Multifamily blazes in the Valley of the Sun. According to 2019 Census Bureau data, the fourth fastest growing multifamily market is also the third overall fastest growing American economy. It was also announced in September that apartment investment and development is white hot throughout the MSA, contributing $53.8B to Phoenix’s local community.
Our data indicates development has had a large hand in Phoenix’s multifamily boom. While net new development was low in other MSAs, it actually increased and was sustained from 2010 to 2019 in Phoenix. Why? CRE companies aren’t blind to the area’s economic shifts—as home prices in Phoenix, Mesa and Scottsdale skyrocket, more and more people are turning to renting. In fact, 37% of Phoenix’s residents currently live in apartment buildings, condos, and other multifamily buildings.
The growing economy means multifamily prices are soaring, too. While Indianapolis, Syracuse and Cincinnati had average sales prices well under $1M, Reonomy data shows that average multifamily property prices in Phoenix have fluctuated between $1.5M-$1.9M over the past four years. But that’s not stopping investors. A number of economic indicators, like employment expansion and net migration projections, will likely spur activity throughout the upcoming year.
Finally, Houston rounds off our list of the top five fastest growing multifamily markets. The Houston MSA, which encompasses The Woodlands and Sugar Land, is home to the third most populous single county in the country: Harris County. It’s also a hub for employment, with approximately 80,000 jobs added on a year-over-year basis. The labor market is especially strong across the health and life science industry, which reportedly drives $48B annually. Combined, this makes Space City a focal point on the CRE community’s radar, particularly for multifamily opportunity.
Although Hurricane Harvey caused the city setbacks in 2017, the market has certainly rebounded; In July, the Houston Chronicle reported that vacancy rates, especially in Class C housing, have hit a historic 20-year low. CBRE also reported that “year-to-date net absorption reached 10,094 units, which means Houston has already in two quarters absorbed more units than it had all of last year.”
It’s clear the multifamily market is a star performer in Houston.
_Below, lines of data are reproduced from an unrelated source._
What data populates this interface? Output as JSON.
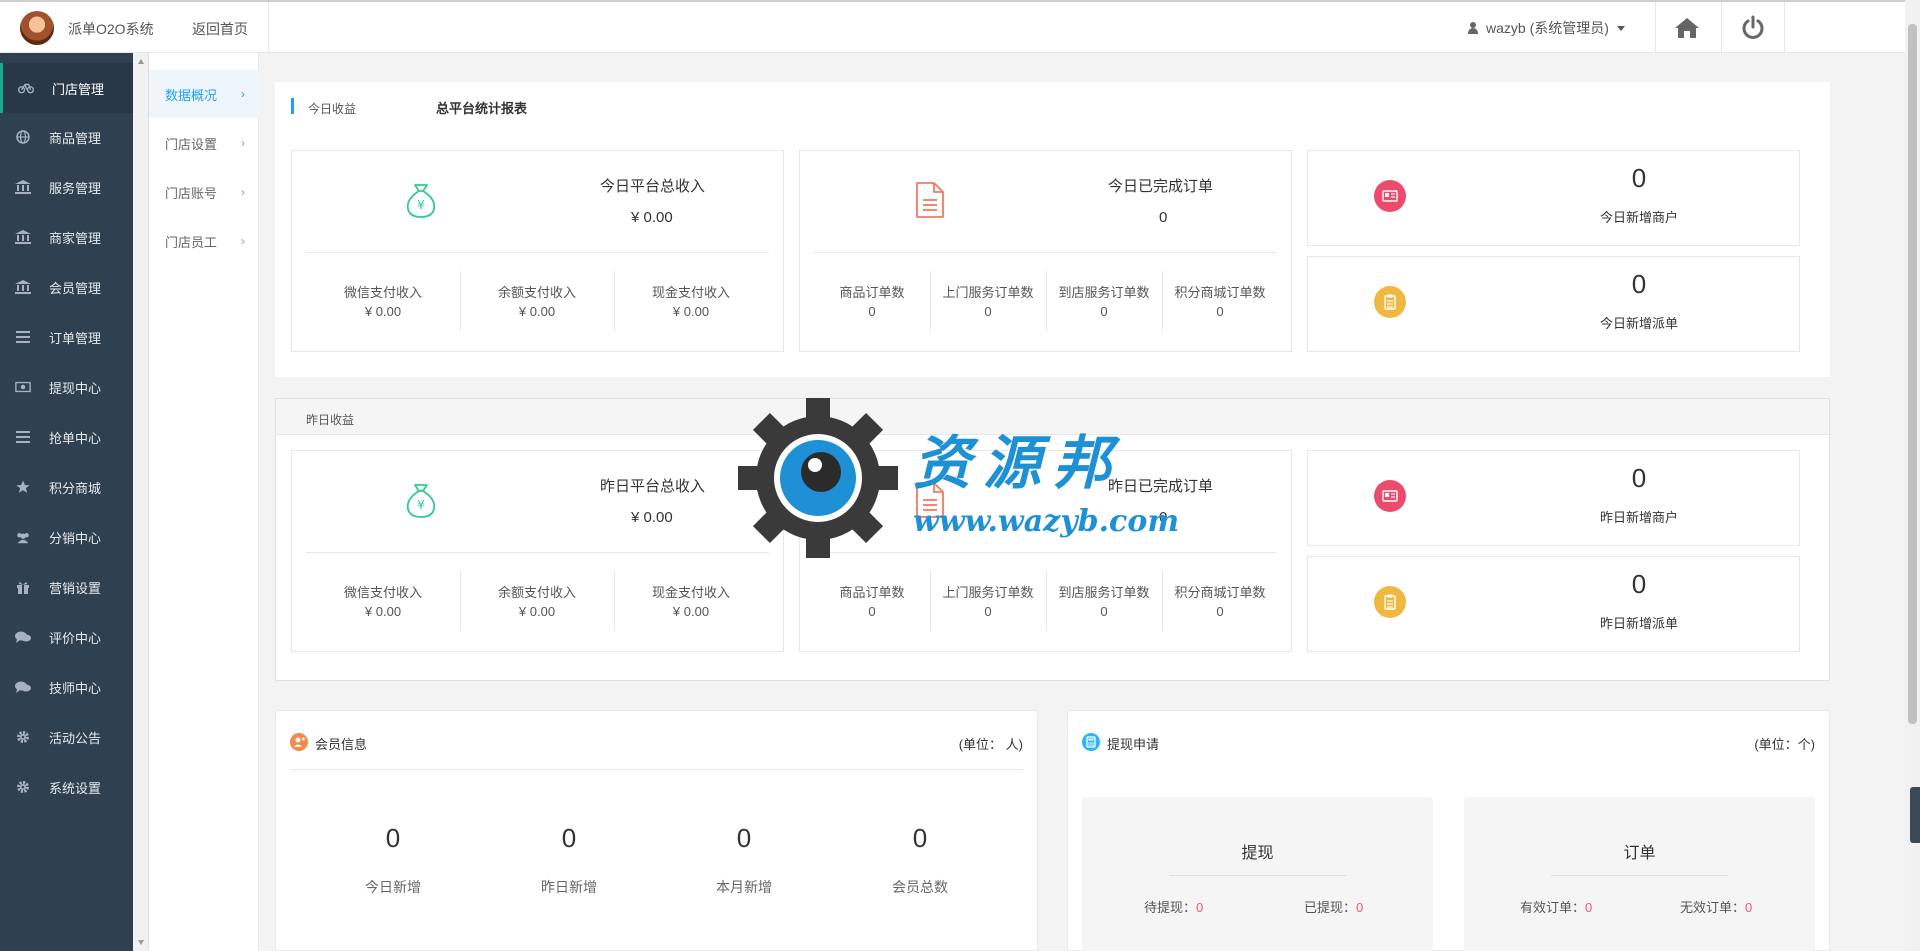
{
  "header": {
    "app_name": "派单O2O系统",
    "back_home": "返回首页",
    "user": "wazyb (系统管理员)"
  },
  "sidebar": {
    "items": [
      {
        "label": "门店管理",
        "icon": "bicycle-icon"
      },
      {
        "label": "商品管理",
        "icon": "globe-icon"
      },
      {
        "label": "服务管理",
        "icon": "bank-icon"
      },
      {
        "label": "商家管理",
        "icon": "bank-icon"
      },
      {
        "label": "会员管理",
        "icon": "bank-icon"
      },
      {
        "label": "订单管理",
        "icon": "list-icon"
      },
      {
        "label": "提现中心",
        "icon": "money-icon"
      },
      {
        "label": "抢单中心",
        "icon": "list-icon"
      },
      {
        "label": "积分商城",
        "icon": "star-icon"
      },
      {
        "label": "分销中心",
        "icon": "users-icon"
      },
      {
        "label": "营销设置",
        "icon": "gift-icon"
      },
      {
        "label": "评价中心",
        "icon": "comments-icon"
      },
      {
        "label": "技师中心",
        "icon": "comments-icon"
      },
      {
        "label": "活动公告",
        "icon": "gear-icon"
      },
      {
        "label": "系统设置",
        "icon": "gear-icon"
      }
    ]
  },
  "submenu": {
    "items": [
      {
        "label": "数据概况",
        "arrow": "›"
      },
      {
        "label": "门店设置",
        "arrow": "›"
      },
      {
        "label": "门店账号",
        "arrow": "›"
      },
      {
        "label": "门店员工",
        "arrow": "›"
      }
    ]
  },
  "today": {
    "tag": "今日收益",
    "report_title": "总平台统计报表",
    "income": {
      "title": "今日平台总收入",
      "value": "¥ 0.00",
      "cols": [
        {
          "label": "微信支付收入",
          "value": "¥ 0.00"
        },
        {
          "label": "余额支付收入",
          "value": "¥ 0.00"
        },
        {
          "label": "现金支付收入",
          "value": "¥ 0.00"
        }
      ]
    },
    "orders": {
      "title": "今日已完成订单",
      "value": "0",
      "cols": [
        {
          "label": "商品订单数",
          "value": "0"
        },
        {
          "label": "上门服务订单数",
          "value": "0"
        },
        {
          "label": "到店服务订单数",
          "value": "0"
        },
        {
          "label": "积分商城订单数",
          "value": "0"
        }
      ]
    },
    "new_merchants": {
      "num": "0",
      "label": "今日新增商户"
    },
    "new_dispatch": {
      "num": "0",
      "label": "今日新增派单"
    }
  },
  "yesterday": {
    "tag": "昨日收益",
    "income": {
      "title": "昨日平台总收入",
      "value": "¥ 0.00",
      "cols": [
        {
          "label": "微信支付收入",
          "value": "¥ 0.00"
        },
        {
          "label": "余额支付收入",
          "value": "¥ 0.00"
        },
        {
          "label": "现金支付收入",
          "value": "¥ 0.00"
        }
      ]
    },
    "orders": {
      "title": "昨日已完成订单",
      "value": "0",
      "cols": [
        {
          "label": "商品订单数",
          "value": "0"
        },
        {
          "label": "上门服务订单数",
          "value": "0"
        },
        {
          "label": "到店服务订单数",
          "value": "0"
        },
        {
          "label": "积分商城订单数",
          "value": "0"
        }
      ]
    },
    "new_merchants": {
      "num": "0",
      "label": "昨日新增商户"
    },
    "new_dispatch": {
      "num": "0",
      "label": "昨日新增派单"
    }
  },
  "members": {
    "title": "会员信息",
    "unit": "(单位：  人)",
    "stats": [
      {
        "num": "0",
        "label": "今日新增"
      },
      {
        "num": "0",
        "label": "昨日新增"
      },
      {
        "num": "0",
        "label": "本月新增"
      },
      {
        "num": "0",
        "label": "会员总数"
      }
    ]
  },
  "withdraw": {
    "title": "提现申请",
    "unit": "(单位：个)",
    "box1": {
      "title": "提现",
      "items": [
        {
          "label": "待提现：",
          "value": "0"
        },
        {
          "label": "已提现：",
          "value": "0"
        }
      ]
    },
    "box2": {
      "title": "订单",
      "items": [
        {
          "label": "有效订单：",
          "value": "0"
        },
        {
          "label": "无效订单：",
          "value": "0"
        }
      ]
    }
  },
  "watermark": {
    "text": "资源邦",
    "url": "www.wazyb.com"
  },
  "colors": {
    "sidebar_bg": "#2f4050",
    "accent_blue": "#1e9fff",
    "money_green": "#2ecc8f",
    "doc_red": "#f07a64",
    "card_pink": "#ec4b6d",
    "clip_yellow": "#f0b840",
    "value_red": "#ed5565"
  }
}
Reonomy data reports that investment activity has increased over the past eight years, more than doubling since 2010 (719 to 2,554). Although our data shows new development has declined, the city’s absorption and occupancy rates definitely indicate a growing need. Given its performance to date, it’s very possible the market continues its bullish trajectory throughout 2020.
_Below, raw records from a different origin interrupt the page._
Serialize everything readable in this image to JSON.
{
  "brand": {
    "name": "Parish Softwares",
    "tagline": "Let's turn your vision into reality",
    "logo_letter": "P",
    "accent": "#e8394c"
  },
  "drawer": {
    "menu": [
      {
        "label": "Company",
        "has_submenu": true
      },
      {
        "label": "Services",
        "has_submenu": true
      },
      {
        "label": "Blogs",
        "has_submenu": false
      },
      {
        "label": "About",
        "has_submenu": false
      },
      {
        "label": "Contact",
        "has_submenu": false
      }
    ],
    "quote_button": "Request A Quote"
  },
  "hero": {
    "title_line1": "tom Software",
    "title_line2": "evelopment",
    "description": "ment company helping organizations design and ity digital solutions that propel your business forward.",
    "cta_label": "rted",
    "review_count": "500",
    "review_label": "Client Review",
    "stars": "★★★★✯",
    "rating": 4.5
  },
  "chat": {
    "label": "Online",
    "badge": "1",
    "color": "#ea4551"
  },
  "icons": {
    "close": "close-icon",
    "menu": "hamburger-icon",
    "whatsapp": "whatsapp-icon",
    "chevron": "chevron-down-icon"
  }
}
While primary markets were the CRE industry’s darlings for many years, that’s no longer the case.
Times are changing: macro and microeconomic shifts are causing companies and individuals to look past big players like New York, Chicago and Los Angeles, into smaller, more affordable areas. There is certainly opportunity calling in these secondary and tertiary markets, and it’s clear multifamily investors and developers are eager to answer that call. It’s only a matter of time before we see whether or not this traction continues throughout 2020, but given the success of 2019, another strong year for multifamily might be on the horizon.
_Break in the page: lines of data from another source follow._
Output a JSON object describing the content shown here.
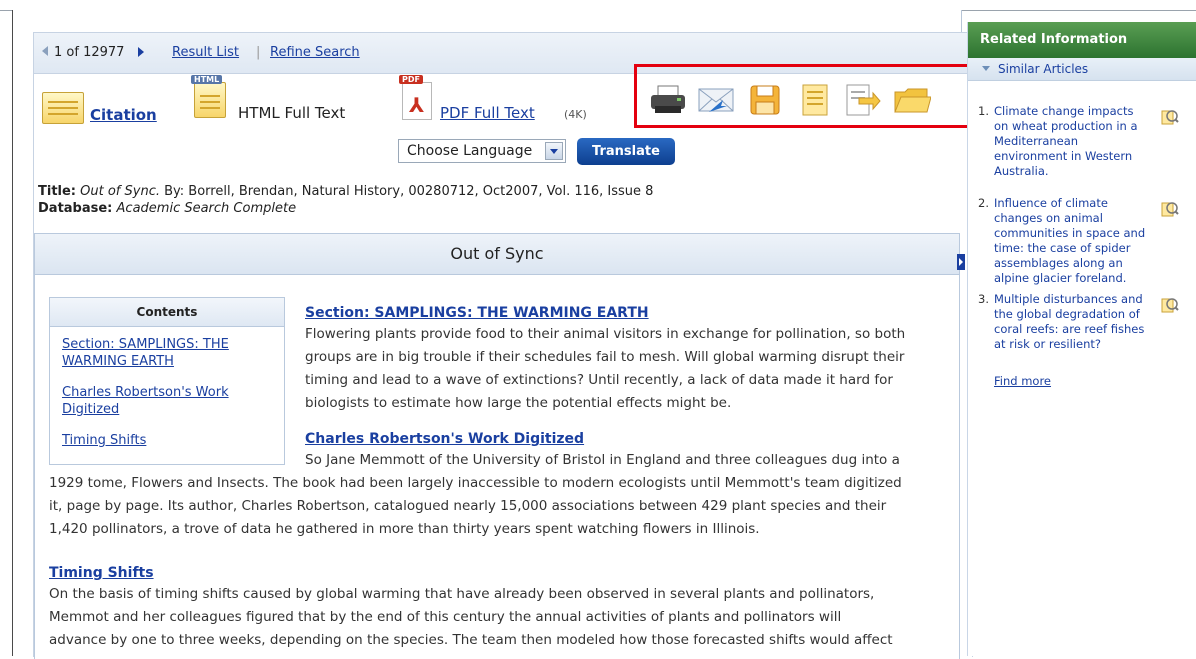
{
  "nav": {
    "position": "1 of 12977",
    "result_list": "Result List",
    "separator": "|",
    "refine_search": "Refine Search"
  },
  "formats": {
    "citation": "Citation",
    "html_full_text": "HTML Full Text",
    "html_tag": "HTML",
    "pdf_full_text": "PDF Full Text",
    "pdf_size": "(4K)",
    "pdf_tag": "PDF"
  },
  "tools": [
    "print-icon",
    "email-icon",
    "save-icon",
    "cite-icon",
    "export-icon",
    "folder-icon"
  ],
  "translate": {
    "select_value": "Choose Language",
    "button": "Translate"
  },
  "citation": {
    "title_label": "Title:",
    "title_value": "Out of Sync.",
    "rest": " By: Borrell, Brendan, Natural History, 00280712, Oct2007, Vol. 116, Issue 8",
    "database_label": "Database:",
    "database_value": "Academic Search Complete"
  },
  "article": {
    "heading": "Out of Sync",
    "contents": {
      "title": "Contents",
      "items": [
        "Section: SAMPLINGS: THE WARMING EARTH",
        "Charles Robertson's Work Digitized",
        "Timing Shifts"
      ]
    },
    "sections": [
      {
        "title": "Section: SAMPLINGS: THE WARMING EARTH",
        "lines": [
          "Flowering plants provide food to their animal visitors in exchange for pollination, so both",
          "groups are in big trouble if their schedules fail to mesh. Will global warming disrupt their",
          "timing and lead to a wave of extinctions? Until recently, a lack of data made it hard for",
          "biologists to estimate how large the potential effects might be."
        ]
      },
      {
        "title": "Charles Robertson's Work Digitized",
        "lines": [
          "So Jane Memmott of the University of Bristol in England and three colleagues dug into a",
          "1929 tome, Flowers and Insects. The book had been largely inaccessible to modern ecologists until Memmott's team digitized",
          "it, page by page. Its author, Charles Robertson, catalogued nearly 15,000 associations between 429 plant species and their",
          "1,420 pollinators, a trove of data he gathered in more than thirty years spent watching flowers in Illinois."
        ]
      },
      {
        "title": "Timing Shifts",
        "lines": [
          "On the basis of timing shifts caused by global warming that have already been observed in several plants and pollinators,",
          "Memmot and her colleagues figured that by the end of this century the annual activities of plants and pollinators will",
          "advance by one to three weeks, depending on the species. The team then modeled how those forecasted shifts would affect"
        ]
      }
    ]
  },
  "related": {
    "header": "Related Information",
    "similar_header": "Similar Articles",
    "items": [
      {
        "num": "1.",
        "text": "Climate change impacts on wheat production in a Mediterranean environment in Western Australia."
      },
      {
        "num": "2.",
        "text": "Influence of climate changes on animal communities in space and time: the case of spider assemblages along an alpine glacier foreland."
      },
      {
        "num": "3.",
        "text": "Multiple disturbances and the global degradation of coral reefs: are reef fishes at risk or resilient?"
      }
    ],
    "find_more": "Find more"
  },
  "colors": {
    "link": "#1a3fa0",
    "highlight": "#e4000f",
    "related_header": "#2c7330",
    "translate_button": "#0d3f8f"
  }
}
To learn more about the multifamily market in Opportunity Zones, read our full 2019 analysis here.